Part I Theoretical and methodological perspectives 1. Addressing human dimensions in large carnivore conservation and management: Insights from environmental social science and social psychology 2. Research amidst the contentious issue of wolf presence: Exploration of reference frames and social, cultural, and political dimensions 3. Socio-political illegal acts as a challenge for wolf conservation and management: Implications for legitimizing traditional hunting practices 4. Situated, reflexive research in practice: Applying feminist methodology to a study of human-bear conflict 5. A methodology for stakeholder analysis, consultation and engagement in large carnivore conservation and management Part II Heterogeneity in perceptions of and behaviour towards large carnivores 6. A community divided: Local perspectives on the reintroduction of Eurasian lynx (Lynx lynx) to the UK 7. Heterogeneity in perceptions of large carnivores: Insights from Sanjay Gandhi National Park, Mumbai, and Ladakh 8. Considering wolves as active agents in understanding stakeholder perceptions and developing management strategies 9. Attitudes towards large carnivore species in the West Carpathians: Shifts in public perception and media content after the return of the wolf and the bear 10. Rural-urban heterogeneity in attitudes towards large carnivores in Sweden, 1976-2014 11. Challenging the false dichotomy of Us vs Them: Heterogeneity in stakeholder identities regarding carnivores Part III Decision-making, stakeholder involvement, and policy in large carnivore conservation and management 12. Inappropriate consideration of animal interests in predator management: Towards a comprehensive moral code 13. Science, society and snow Leopards: Bridging the divides through collaborations and best practice convergence 14. Between politics and management: Governing large carnivores in Fennoscandia 15. Trans-boundary and trans-regional management of a large carnivore: Managing brown bears across national and regional borders in Europe 16. Good practice in large carnivore conservation and management: Insights from the EU Platform on coexistence between people and large carnivores

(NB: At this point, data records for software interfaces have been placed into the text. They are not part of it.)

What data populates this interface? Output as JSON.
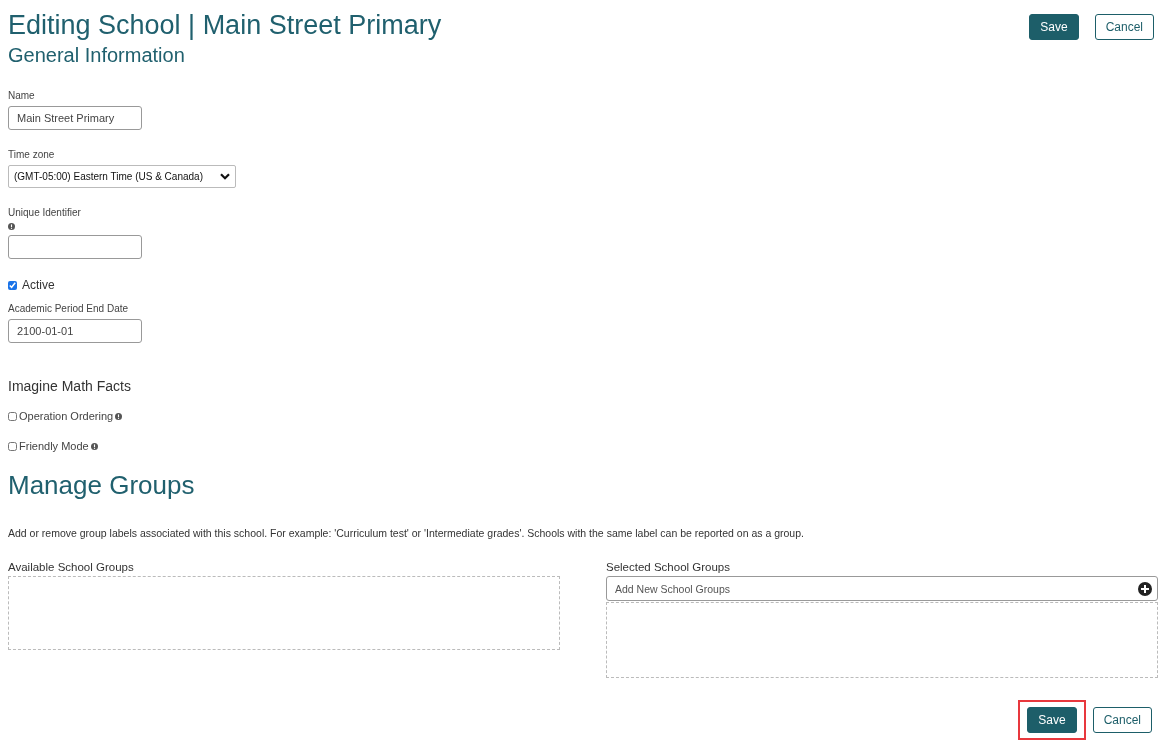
{
  "page": {
    "title": "Editing School | Main Street Primary",
    "subtitle": "General Information"
  },
  "top_buttons": [
    {
      "kind": "primary",
      "label": "Save",
      "highlighted": false
    },
    {
      "kind": "secondary",
      "label": "Cancel",
      "highlighted": false
    }
  ],
  "fields": [
    {
      "kind": "text",
      "label": "Name",
      "value": "Main Street Primary",
      "info": false
    },
    {
      "kind": "select",
      "label": "Time zone",
      "value": "(GMT-05:00) Eastern Time (US & Canada)",
      "info": false
    },
    {
      "kind": "text",
      "label": "Unique Identifier",
      "info": true
    },
    {
      "kind": "checkbox",
      "label": "Active",
      "checked": true
    },
    {
      "kind": "text",
      "label": "Academic Period End Date",
      "value": "2100-01-01",
      "info": false
    }
  ],
  "math_facts": {
    "heading": "Imagine Math Facts",
    "options": [
      {
        "label": "Operation Ordering",
        "checked": false
      },
      {
        "label": "Friendly Mode",
        "checked": false
      }
    ]
  },
  "groups": {
    "heading": "Manage Groups",
    "description": "Add or remove group labels associated with this school. For example: 'Curriculum test' or 'Intermediate grades'. Schools with the same label can be reported on as a group.",
    "available_label": "Available School Groups",
    "selected_label": "Selected School Groups",
    "add_placeholder": "Add New School Groups"
  },
  "bottom_buttons": [
    {
      "kind": "primary",
      "label": "Save",
      "highlighted": true
    },
    {
      "kind": "secondary",
      "label": "Cancel",
      "highlighted": false
    }
  ]
}
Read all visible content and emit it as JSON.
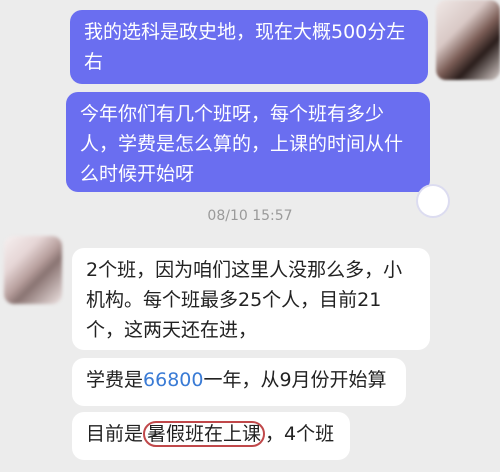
{
  "messages": [
    {
      "sender": "self",
      "text": "我的选科是政史地，现在大概500分左右"
    },
    {
      "sender": "self",
      "text": "今年你们有几个班呀，每个班有多少人，学费是怎么算的，上课的时间从什么时候开始呀"
    },
    {
      "sender": "other",
      "text": "2个班，因为咱们这里人没那么多，小机构。每个班最多25个人，目前21个，这两天还在进，"
    },
    {
      "sender": "other",
      "pre": "学费是",
      "amount": "66800",
      "post": "一年，从9月份开始算"
    },
    {
      "sender": "other",
      "pre": "目前是",
      "highlight": "暑假班在上课",
      "post": "，4个班"
    }
  ],
  "timestamp": "08/10 15:57",
  "colors": {
    "outgoing_bubble": "#6a6ef0",
    "incoming_bubble": "#ffffff",
    "background": "#ececec",
    "amount_link": "#3a7bd5",
    "annotation_circle": "#c0484a"
  }
}
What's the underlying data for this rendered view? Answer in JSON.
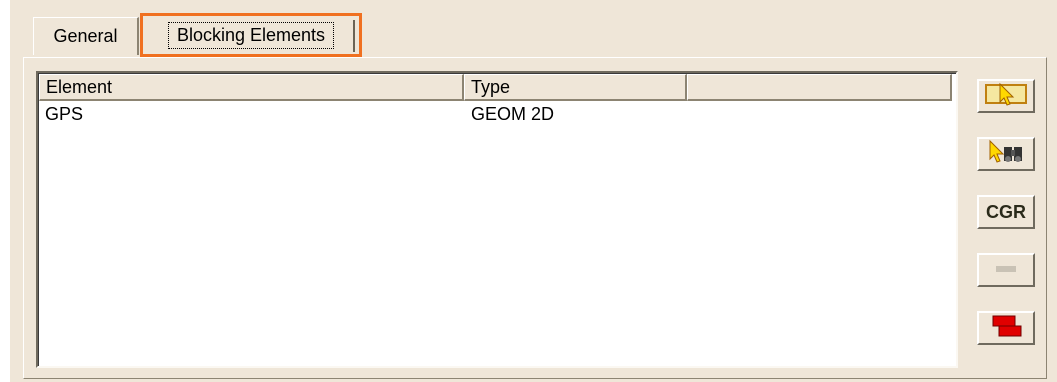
{
  "tabs": [
    {
      "label": "General",
      "selected": false
    },
    {
      "label": "Blocking Elements",
      "selected": true
    }
  ],
  "list": {
    "columns": [
      "Element",
      "Type",
      ""
    ],
    "rows": [
      {
        "element": "GPS",
        "type": "GEOM 2D"
      }
    ]
  },
  "side_buttons": [
    {
      "icon": "select-in-frame-icon"
    },
    {
      "icon": "select-with-binoculars-icon"
    },
    {
      "label": "CGR"
    },
    {
      "icon": "remove-icon",
      "enabled": false
    },
    {
      "icon": "red-layers-icon"
    }
  ],
  "colors": {
    "highlight": "#f07020",
    "dialog_bg": "#efe6d8"
  }
}
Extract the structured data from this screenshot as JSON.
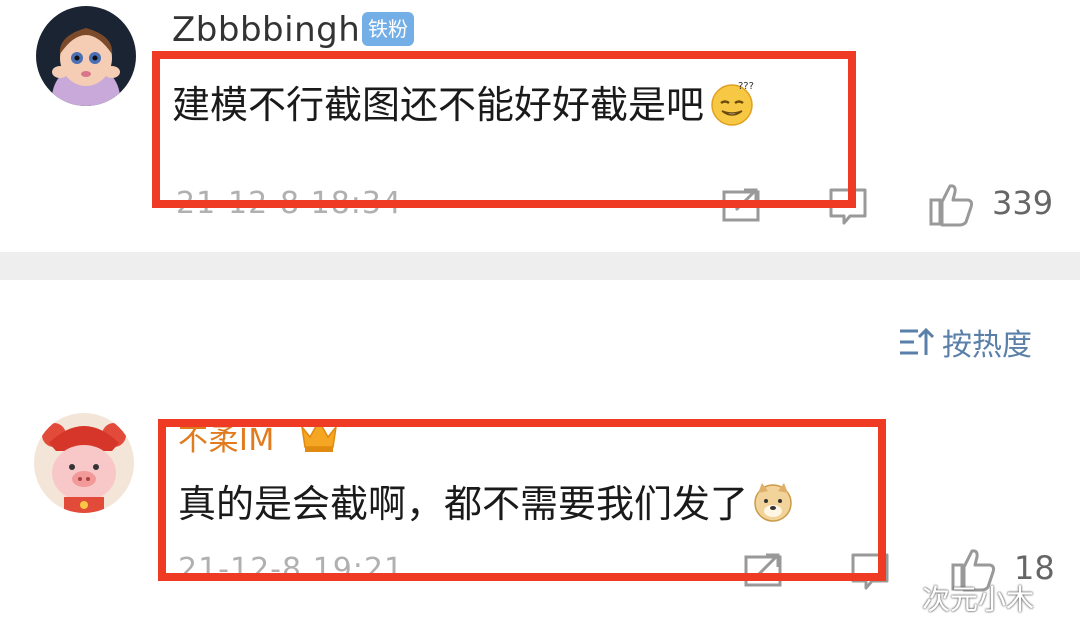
{
  "comments": [
    {
      "username": "Zbbbbingh",
      "badge": "铁粉",
      "text": "建模不行截图还不能好好截是吧",
      "emoji": "dizzy-smile-emoji",
      "timestamp": "21-12-8 18:34",
      "likes": "339"
    },
    {
      "username": "不柔IM",
      "text": "真的是会截啊，都不需要我们发了",
      "emoji": "doge-emoji",
      "timestamp": "21-12-8 19:21",
      "likes": "18"
    }
  ],
  "sort": {
    "label": "按热度"
  },
  "watermark": "次元小木",
  "colors": {
    "highlight": "#ef3a24",
    "badge": "#74aee6",
    "sort": "#5a7fa8",
    "username2": "#e07b1e"
  }
}
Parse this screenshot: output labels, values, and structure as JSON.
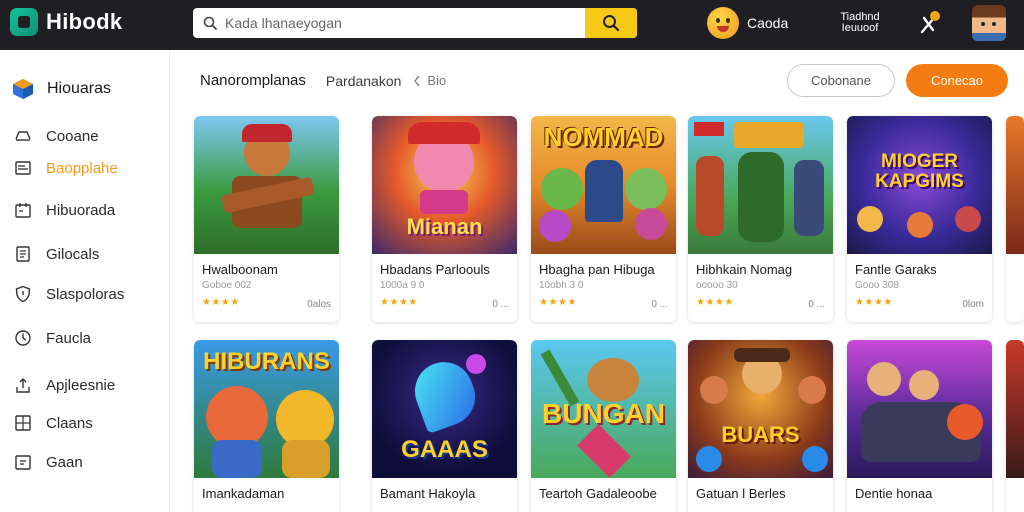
{
  "app": {
    "logo_text": "Hibodk"
  },
  "search": {
    "placeholder": "Kada lhanaeyogan"
  },
  "profile": {
    "name": "Caoda"
  },
  "promo": {
    "line1": "Tiadhnd",
    "line2": "Ieuuoof"
  },
  "colors": {
    "accent": "#f57c10",
    "topbar": "#1f1f23",
    "search_button": "#f6c915",
    "active_item": "#f29a1c",
    "stars": "#f2a516"
  },
  "sidebar": {
    "header": {
      "label": "Hiouaras",
      "icon": "cube-icon"
    },
    "items": [
      {
        "label": "Cooane",
        "icon": "controller-icon",
        "active": false
      },
      {
        "label": "Baopplahe",
        "icon": "window-icon",
        "active": true
      },
      {
        "label": "Hibuorada",
        "icon": "calendar-icon",
        "active": false
      },
      {
        "label": "Gilocals",
        "icon": "document-icon",
        "active": false
      },
      {
        "label": "Slaspoloras",
        "icon": "shield-icon",
        "active": false
      },
      {
        "label": "Faucla",
        "icon": "clock-icon",
        "active": false
      },
      {
        "label": "Apjleesnie",
        "icon": "upload-icon",
        "active": false
      },
      {
        "label": "Claans",
        "icon": "grid-icon",
        "active": false
      },
      {
        "label": "Gaan",
        "icon": "download-icon",
        "active": false
      }
    ]
  },
  "breadcrumb": {
    "main": "Nanoromplanas",
    "sub": "Pardanakon",
    "last": "Bio"
  },
  "buttons": {
    "secondary": "Cobonane",
    "primary": "Conecao"
  },
  "cards_row1": [
    {
      "title": "Hwalboonam",
      "meta": "Goboe 002",
      "stars": "★★★★",
      "count": "0alos",
      "art_title": ""
    },
    {
      "title": "Hbadans Parloouls",
      "meta": "1000a 9 0",
      "stars": "★★★★",
      "count": "0 ...",
      "art_title": "Mianan"
    },
    {
      "title": "Hbagha pan Hibuga",
      "meta": "10obh 3 0",
      "stars": "★★★★",
      "count": "0 ...",
      "art_title": "NOMMAD"
    },
    {
      "title": "Hibhkain Nomag",
      "meta": "ooooo 30",
      "stars": "★★★★",
      "count": "0 ...",
      "art_title": ""
    },
    {
      "title": "Fantle Garaks",
      "meta": "Gooo 308",
      "stars": "★★★★",
      "count": "0lom",
      "art_title": "MIOGER KAPGIMS"
    }
  ],
  "cards_row2": [
    {
      "title": "Imankadaman",
      "art_title": "HIBURANS"
    },
    {
      "title": "Bamant Hakoyla",
      "art_title": "GAAAS"
    },
    {
      "title": "Teartoh Gadaleoobe",
      "art_title": "BUNGAN"
    },
    {
      "title": "Gatuan l Berles",
      "art_title": "BUARS"
    },
    {
      "title": "Dentie honaa",
      "art_title": ""
    }
  ]
}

'This excellent volume condenses decaded of high-quality research into who the relevant stakeholders are, how they interact with each other, and how their value systems, mandates and actions influence the legitimacy and outcomes of carnivore management policies...This book is neither dogmatic nor does it contain unnecessary jargon, making it an accessible resource that provides generous practical guidance...The book covers a lot of ground and it provides a valuable resource for those involved in, or unfamiliar with, the human dimensions of large carnivore conservation and management.' - Florian J. Weise, Ongava Research Centre, Namibia in Fauna & Flora International, Cambridge, UK (https://doi.org/10.1017/S0030605319000486)